[WHAT YOU WILL DO]: Each record is to be repeated exactly as it stands below.
----
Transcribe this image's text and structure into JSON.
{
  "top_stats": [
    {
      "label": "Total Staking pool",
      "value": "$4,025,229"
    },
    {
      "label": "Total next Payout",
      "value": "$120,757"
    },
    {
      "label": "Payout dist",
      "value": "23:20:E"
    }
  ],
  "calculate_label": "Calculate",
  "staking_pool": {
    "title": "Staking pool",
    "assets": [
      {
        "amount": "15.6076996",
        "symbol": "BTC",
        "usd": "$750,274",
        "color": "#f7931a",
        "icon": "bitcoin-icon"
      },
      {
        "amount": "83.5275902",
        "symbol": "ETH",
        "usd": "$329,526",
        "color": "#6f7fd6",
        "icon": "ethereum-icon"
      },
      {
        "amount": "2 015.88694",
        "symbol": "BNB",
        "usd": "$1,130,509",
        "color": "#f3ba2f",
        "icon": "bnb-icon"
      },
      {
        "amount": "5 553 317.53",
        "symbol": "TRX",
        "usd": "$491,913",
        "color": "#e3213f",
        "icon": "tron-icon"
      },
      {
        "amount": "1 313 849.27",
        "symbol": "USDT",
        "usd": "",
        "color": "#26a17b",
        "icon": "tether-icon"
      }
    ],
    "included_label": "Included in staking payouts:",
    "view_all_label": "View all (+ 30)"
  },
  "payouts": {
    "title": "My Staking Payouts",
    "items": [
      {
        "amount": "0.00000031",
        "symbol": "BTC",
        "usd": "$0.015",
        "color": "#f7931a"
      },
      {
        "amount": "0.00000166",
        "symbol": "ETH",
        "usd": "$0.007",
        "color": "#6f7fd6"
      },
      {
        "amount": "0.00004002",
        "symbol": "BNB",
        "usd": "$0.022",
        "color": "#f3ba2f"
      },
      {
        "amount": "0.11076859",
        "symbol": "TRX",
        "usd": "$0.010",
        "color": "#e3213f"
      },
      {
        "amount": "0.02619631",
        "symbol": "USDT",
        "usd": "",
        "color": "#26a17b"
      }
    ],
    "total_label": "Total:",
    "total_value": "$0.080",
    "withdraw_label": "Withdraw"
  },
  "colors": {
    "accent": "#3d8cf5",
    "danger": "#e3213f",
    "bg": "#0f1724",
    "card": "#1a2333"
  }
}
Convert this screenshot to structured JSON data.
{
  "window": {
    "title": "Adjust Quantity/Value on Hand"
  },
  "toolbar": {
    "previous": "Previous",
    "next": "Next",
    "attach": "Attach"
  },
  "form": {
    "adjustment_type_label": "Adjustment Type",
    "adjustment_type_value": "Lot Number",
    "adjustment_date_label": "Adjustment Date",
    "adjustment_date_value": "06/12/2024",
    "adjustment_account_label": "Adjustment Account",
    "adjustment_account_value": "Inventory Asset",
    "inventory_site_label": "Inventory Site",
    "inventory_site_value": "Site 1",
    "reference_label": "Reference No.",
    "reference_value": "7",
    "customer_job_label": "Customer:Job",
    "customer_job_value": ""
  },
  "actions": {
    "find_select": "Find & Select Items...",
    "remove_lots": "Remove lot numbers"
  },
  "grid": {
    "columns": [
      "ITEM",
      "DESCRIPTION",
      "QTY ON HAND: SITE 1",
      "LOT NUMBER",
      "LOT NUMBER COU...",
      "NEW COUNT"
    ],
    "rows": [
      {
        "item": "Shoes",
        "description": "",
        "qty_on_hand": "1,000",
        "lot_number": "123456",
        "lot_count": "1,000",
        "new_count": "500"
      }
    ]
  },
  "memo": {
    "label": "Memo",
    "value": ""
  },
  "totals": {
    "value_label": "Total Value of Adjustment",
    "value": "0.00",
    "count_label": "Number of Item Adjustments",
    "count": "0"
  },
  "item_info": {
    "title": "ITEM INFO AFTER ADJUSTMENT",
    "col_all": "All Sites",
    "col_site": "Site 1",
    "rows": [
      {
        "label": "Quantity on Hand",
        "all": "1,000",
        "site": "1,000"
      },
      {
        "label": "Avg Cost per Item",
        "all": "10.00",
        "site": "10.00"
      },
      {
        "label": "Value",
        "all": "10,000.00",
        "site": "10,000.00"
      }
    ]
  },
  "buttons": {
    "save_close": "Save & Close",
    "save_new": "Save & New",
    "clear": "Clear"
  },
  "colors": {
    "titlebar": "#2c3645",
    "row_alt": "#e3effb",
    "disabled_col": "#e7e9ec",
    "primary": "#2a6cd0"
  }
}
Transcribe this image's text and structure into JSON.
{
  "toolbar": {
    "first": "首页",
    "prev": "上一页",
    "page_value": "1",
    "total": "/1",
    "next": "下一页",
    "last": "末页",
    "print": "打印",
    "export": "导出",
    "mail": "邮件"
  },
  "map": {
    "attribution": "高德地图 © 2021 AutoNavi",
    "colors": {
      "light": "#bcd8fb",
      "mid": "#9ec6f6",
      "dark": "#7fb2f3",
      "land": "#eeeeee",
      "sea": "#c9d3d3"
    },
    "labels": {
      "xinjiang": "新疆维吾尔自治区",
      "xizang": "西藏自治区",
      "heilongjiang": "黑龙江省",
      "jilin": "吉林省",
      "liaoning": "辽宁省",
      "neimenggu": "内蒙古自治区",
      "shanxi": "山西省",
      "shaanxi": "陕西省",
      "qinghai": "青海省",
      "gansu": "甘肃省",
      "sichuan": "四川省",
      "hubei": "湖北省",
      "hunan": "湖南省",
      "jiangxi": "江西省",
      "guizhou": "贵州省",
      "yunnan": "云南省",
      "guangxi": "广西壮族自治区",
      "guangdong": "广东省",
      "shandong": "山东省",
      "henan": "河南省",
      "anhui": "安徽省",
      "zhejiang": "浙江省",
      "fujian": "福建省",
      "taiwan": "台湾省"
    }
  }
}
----
[RESPONSE TO THE EXERCISE]:
Transcribe this image's text and structure into JSON.
{
  "top_stats": [
    {
      "label": "Total Staking pool",
      "value": "$4,025,229"
    },
    {
      "label": "Total next Payout",
      "value": "$120,757"
    },
    {
      "label": "Payout dist",
      "value": "23:20:E"
    }
  ],
  "calculate_label": "Calculate",
  "staking_pool": {
    "title": "Staking pool",
    "assets": [
      {
        "amount": "15.6076996",
        "symbol": "BTC",
        "usd": "$750,274",
        "color": "#f7931a",
        "icon": "bitcoin-icon"
      },
      {
        "amount": "83.5275902",
        "symbol": "ETH",
        "usd": "$329,526",
        "color": "#6f7fd6",
        "icon": "ethereum-icon"
      },
      {
        "amount": "2 015.88694",
        "symbol": "BNB",
        "usd": "$1,130,509",
        "color": "#f3ba2f",
        "icon": "bnb-icon"
      },
      {
        "amount": "5 553 317.53",
        "symbol": "TRX",
        "usd": "$491,913",
        "color": "#e3213f",
        "icon": "tron-icon"
      },
      {
        "amount": "1 313 849.27",
        "symbol": "USDT",
        "usd": "",
        "color": "#26a17b",
        "icon": "tether-icon"
      }
    ],
    "included_label": "Included in staking payouts:",
    "view_all_label": "View all (+ 30)"
  },
  "payouts": {
    "title": "My Staking Payouts",
    "items": [
      {
        "amount": "0.00000031",
        "symbol": "BTC",
        "usd": "$0.015",
        "color": "#f7931a"
      },
      {
        "amount": "0.00000166",
        "symbol": "ETH",
        "usd": "$0.007",
        "color": "#6f7fd6"
      },
      {
        "amount": "0.00004002",
        "symbol": "BNB",
        "usd": "$0.022",
        "color": "#f3ba2f"
      },
      {
        "amount": "0.11076859",
        "symbol": "TRX",
        "usd": "$0.010",
        "color": "#e3213f"
      },
      {
        "amount": "0.02619631",
        "symbol": "USDT",
        "usd": "",
        "color": "#26a17b"
      }
    ],
    "total_label": "Total:",
    "total_value": "$0.080",
    "withdraw_label": "Withdraw"
  },
  "colors": {
    "accent": "#3d8cf5",
    "danger": "#e3213f",
    "bg": "#0f1724",
    "card": "#1a2333"
  }
}
Convert this screenshot to structured JSON data.
{
  "window": {
    "title": "Adjust Quantity/Value on Hand"
  },
  "toolbar": {
    "previous": "Previous",
    "next": "Next",
    "attach": "Attach"
  },
  "form": {
    "adjustment_type_label": "Adjustment Type",
    "adjustment_type_value": "Lot Number",
    "adjustment_date_label": "Adjustment Date",
    "adjustment_date_value": "06/12/2024",
    "adjustment_account_label": "Adjustment Account",
    "adjustment_account_value": "Inventory Asset",
    "inventory_site_label": "Inventory Site",
    "inventory_site_value": "Site 1",
    "reference_label": "Reference No.",
    "reference_value": "7",
    "customer_job_label": "Customer:Job",
    "customer_job_value": ""
  },
  "actions": {
    "find_select": "Find & Select Items...",
    "remove_lots": "Remove lot numbers"
  },
  "grid": {
    "columns": [
      "ITEM",
      "DESCRIPTION",
      "QTY ON HAND: SITE 1",
      "LOT NUMBER",
      "LOT NUMBER COU...",
      "NEW COUNT"
    ],
    "rows": [
      {
        "item": "Shoes",
        "description": "",
        "qty_on_hand": "1,000",
        "lot_number": "123456",
        "lot_count": "1,000",
        "new_count": "500"
      }
    ]
  },
  "memo": {
    "label": "Memo",
    "value": ""
  },
  "totals": {
    "value_label": "Total Value of Adjustment",
    "value": "0.00",
    "count_label": "Number of Item Adjustments",
    "count": "0"
  },
  "item_info": {
    "title": "ITEM INFO AFTER ADJUSTMENT",
    "col_all": "All Sites",
    "col_site": "Site 1",
    "rows": [
      {
        "label": "Quantity on Hand",
        "all": "1,000",
        "site": "1,000"
      },
      {
        "label": "Avg Cost per Item",
        "all": "10.00",
        "site": "10.00"
      },
      {
        "label": "Value",
        "all": "10,000.00",
        "site": "10,000.00"
      }
    ]
  },
  "buttons": {
    "save_close": "Save & Close",
    "save_new": "Save & New",
    "clear": "Clear"
  },
  "colors": {
    "titlebar": "#2c3645",
    "row_alt": "#e3effb",
    "disabled_col": "#e7e9ec",
    "primary": "#2a6cd0"
  }
}
Transcribe this image's text and structure into JSON.
{
  "toolbar": {
    "first": "首页",
    "prev": "上一页",
    "page_value": "1",
    "total": "/1",
    "next": "下一页",
    "last": "末页",
    "print": "打印",
    "export": "导出",
    "mail": "邮件"
  },
  "map": {
    "attribution": "高德地图 © 2021 AutoNavi",
    "colors": {
      "light": "#bcd8fb",
      "mid": "#9ec6f6",
      "dark": "#7fb2f3",
      "land": "#eeeeee",
      "sea": "#c9d3d3"
    },
    "labels": {
      "xinjiang": "新疆维吾尔自治区",
      "xizang": "西藏自治区",
      "heilongjiang": "黑龙江省",
      "jilin": "吉林省",
      "liaoning": "辽宁省",
      "neimenggu": "内蒙古自治区",
      "shanxi": "山西省",
      "shaanxi": "陕西省",
      "qinghai": "青海省",
      "gansu": "甘肃省",
      "sichuan": "四川省",
      "hubei": "湖北省",
      "hunan": "湖南省",
      "jiangxi": "江西省",
      "guizhou": "贵州省",
      "yunnan": "云南省",
      "guangxi": "广西壮族自治区",
      "guangdong": "广东省",
      "shandong": "山东省",
      "henan": "河南省",
      "anhui": "安徽省",
      "zhejiang": "浙江省",
      "fujian": "福建省",
      "taiwan": "台湾省"
    }
  }
}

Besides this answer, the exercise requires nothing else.